Bahira Trask, department chair and professor, HDFS, is a cultural anthropologist. Her work examines how economic transformations are impacting gender roles and family change, how concepts of race, ethnicity and gender are changing through globalizing influences, and what kind of policies can assist and strengthen low income families. In January 2015, Trask was awarded National Council on Family Relation’s prestigious fellow designation.

Her scholarship has been informed through participation on a number of national and community based research projects that focus on strengthening low-income families, including the Blueprints Initiative Delaware, revitalization program that supports eight Delaware communities, funded through the Home Loan Bank of Pittsburgh and the Jesse Ball DuPont organization.
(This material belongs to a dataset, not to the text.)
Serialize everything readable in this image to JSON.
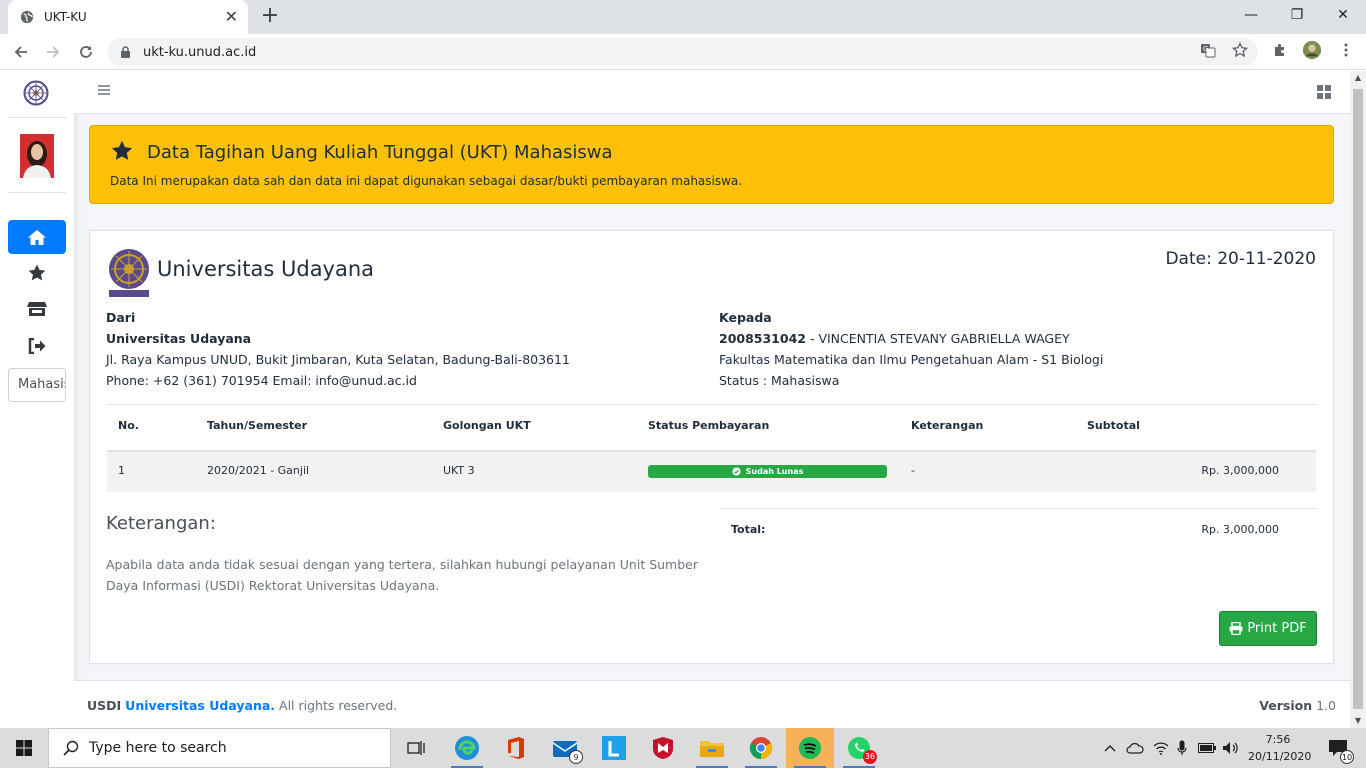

Dr. Trask is a frequent presenter for the United Nations Expert Group Meeting (EGM), representing the family policies around the world:

In June 2014, she was  invited to participate in the White House Summit on Working Families.

Dr. Trask is the author and editor of a number of books in the area of family change and globalization including Women, Work and Globalization: Challenges and Opportunities (2014), Globalization and Families: Accelerated Systemic Social Change (Springer, 2010), Personal Relationships (Cognella, 2011), Cultural Diversity and Families: Expanding Perspectives (Sage, 2007), and The Greenwood Encyclopedia of Women’s Issues Worldwide, vol. 4 (Greenwood, 2003).

To learn more about her work, see: